CHICAGO — College football is headed toward a new era, with a four-team playoff deciding the champion starting in 2014. As conference commissioners said during the six months it has taken for them to come up with a playoff plan to present to university presidents next week for approval, "The devil is in the details."
Here are some of those details.
WHY NOW? For years, the Big Ten and the then-Pac-10 were adamantly against a playoff. What changed? Well, the Pac-10 and its commissioner for starters. Larry Scott has pushed the league to be more progressive and its members have reaped millions of dollars in rewards because of his bold moves.
In the Big Ten, as much as commissioner Jim Delany has been against a playoff, he realized the BCS just wasn't worth fighting so hard for anymore.
"No system can stand that much criticism and be sustainable," he said Thursday.
MONEY, MONEY, MONEY: There was never any question that a playoff would bring in more money than the BCS, with its hit-or-miss bowl games and often controversial championship matchup. With budgets being slashed at universities, the people in charge could no longer justify leaving so much behind. In TV rights alone, a playoff would bring in at least $300 million a year. The current BCS and Rose Bowl deals are worth about $155 million annually.
WHAT BECOMES OF THE BOWLS? The BCS championship game already had made the high-profile bowls less relevant. Now take the four best teams out of the bowls and put them in semifinals and a bowl bid will feel like even more of a consolation prize.
WINNERS: If it's college football, the SEC must be winning. The playoff negotiations were no different. SEC commissioner Mike Slive, whose teams have won the past six BCS titles, has been pushing for a playoff since 2008.

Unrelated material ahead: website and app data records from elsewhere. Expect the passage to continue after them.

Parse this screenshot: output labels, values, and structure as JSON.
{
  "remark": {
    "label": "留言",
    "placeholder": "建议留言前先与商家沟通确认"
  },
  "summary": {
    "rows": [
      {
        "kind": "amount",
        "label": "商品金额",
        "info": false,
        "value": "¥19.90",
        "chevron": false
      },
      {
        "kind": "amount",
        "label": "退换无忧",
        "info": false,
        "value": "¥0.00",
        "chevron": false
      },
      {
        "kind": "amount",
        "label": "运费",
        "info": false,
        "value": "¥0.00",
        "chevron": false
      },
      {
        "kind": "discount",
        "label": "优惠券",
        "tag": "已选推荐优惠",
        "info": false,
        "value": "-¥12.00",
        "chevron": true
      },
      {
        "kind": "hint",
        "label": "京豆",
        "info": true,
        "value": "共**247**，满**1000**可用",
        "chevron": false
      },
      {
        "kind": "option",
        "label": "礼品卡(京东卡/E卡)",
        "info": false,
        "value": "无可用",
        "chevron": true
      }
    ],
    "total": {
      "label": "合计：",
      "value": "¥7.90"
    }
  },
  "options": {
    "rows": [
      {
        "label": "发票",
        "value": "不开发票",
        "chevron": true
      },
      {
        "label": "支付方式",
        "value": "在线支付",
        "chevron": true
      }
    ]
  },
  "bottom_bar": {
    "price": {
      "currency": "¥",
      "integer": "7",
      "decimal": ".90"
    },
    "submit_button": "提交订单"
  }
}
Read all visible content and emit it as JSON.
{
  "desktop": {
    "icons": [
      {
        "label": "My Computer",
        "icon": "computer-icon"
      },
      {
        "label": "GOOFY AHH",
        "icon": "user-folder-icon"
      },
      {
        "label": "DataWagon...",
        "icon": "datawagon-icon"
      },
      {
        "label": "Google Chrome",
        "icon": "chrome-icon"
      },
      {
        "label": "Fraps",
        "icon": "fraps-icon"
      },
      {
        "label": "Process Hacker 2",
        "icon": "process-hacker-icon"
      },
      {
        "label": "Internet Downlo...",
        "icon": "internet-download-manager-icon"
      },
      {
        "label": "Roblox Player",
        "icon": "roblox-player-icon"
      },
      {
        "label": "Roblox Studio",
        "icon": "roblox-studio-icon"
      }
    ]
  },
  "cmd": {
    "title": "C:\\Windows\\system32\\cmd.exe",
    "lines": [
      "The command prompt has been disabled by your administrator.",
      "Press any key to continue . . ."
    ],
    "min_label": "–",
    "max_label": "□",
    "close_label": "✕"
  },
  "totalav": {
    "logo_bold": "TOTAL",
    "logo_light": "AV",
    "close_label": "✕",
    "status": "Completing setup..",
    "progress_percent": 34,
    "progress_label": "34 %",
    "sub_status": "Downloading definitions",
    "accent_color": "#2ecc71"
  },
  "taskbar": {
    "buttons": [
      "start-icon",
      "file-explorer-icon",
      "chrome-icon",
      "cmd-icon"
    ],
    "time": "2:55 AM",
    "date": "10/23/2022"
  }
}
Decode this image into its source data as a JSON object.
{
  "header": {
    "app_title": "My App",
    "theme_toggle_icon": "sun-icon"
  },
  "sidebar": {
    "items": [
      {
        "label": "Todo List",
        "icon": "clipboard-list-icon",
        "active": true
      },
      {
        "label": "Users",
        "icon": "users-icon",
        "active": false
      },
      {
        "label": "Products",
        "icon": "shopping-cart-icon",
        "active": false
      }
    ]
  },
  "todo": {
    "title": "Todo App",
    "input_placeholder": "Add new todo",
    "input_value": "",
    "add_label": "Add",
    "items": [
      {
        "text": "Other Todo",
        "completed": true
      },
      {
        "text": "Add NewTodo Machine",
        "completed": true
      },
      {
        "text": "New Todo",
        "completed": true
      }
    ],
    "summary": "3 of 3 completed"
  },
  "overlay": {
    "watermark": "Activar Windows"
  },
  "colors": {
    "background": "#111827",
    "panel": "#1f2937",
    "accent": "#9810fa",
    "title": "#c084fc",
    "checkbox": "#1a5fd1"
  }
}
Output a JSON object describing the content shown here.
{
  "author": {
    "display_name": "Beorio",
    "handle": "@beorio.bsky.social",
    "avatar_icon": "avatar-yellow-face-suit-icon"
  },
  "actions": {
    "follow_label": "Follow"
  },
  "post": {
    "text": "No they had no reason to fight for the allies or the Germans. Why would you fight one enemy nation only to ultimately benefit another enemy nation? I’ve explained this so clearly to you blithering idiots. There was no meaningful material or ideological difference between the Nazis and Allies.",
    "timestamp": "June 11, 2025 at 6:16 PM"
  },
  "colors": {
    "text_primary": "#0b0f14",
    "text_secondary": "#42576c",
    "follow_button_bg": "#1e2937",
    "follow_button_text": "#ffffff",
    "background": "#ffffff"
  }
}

LOSERS: As much as the BCS seemed stacked against the teams from conferences outside the six founding member leagues, a playoff-driven postseason could widen the gap even more. While a playoff will increase the amount of revenue the postseason generates, those funds might be distributed more unevenly.
Leagues such as the Mountain West, Conference USA and the Sun Belt will make more in total but could get a smaller percentage of the pie. And if schedule strength will be emphasized for picking the playoff participants, how do those teams fortify their schedules to match what the teams from power leagues already have built-in?
NOT SO BIG EAST: There have been six major conferences. The Big East, after being plundered by expansion, is on the verge of second-tier status. How much less the conference that includes USF gets in revenue from the playoff than the Big Ten, SEC, Big 12, Pac-12 and ACC will be something to watch closely.
A FEW GOOD MEN: It's not clear yet who will be on the committee given the task of picking the best four teams in the country, though it will probably be similar to the basketball selection committee — commissioners and athletic directors.
"I think you need a thick skin and an honest heart" to be on the committee, Delany said.
Ultimately, what might matter most is the parameters for making their decisions. The commissioners want to stress strength of schedule, give conference champions some preference and provide an RPI-like rating system for guidance to make it less of a guessing game.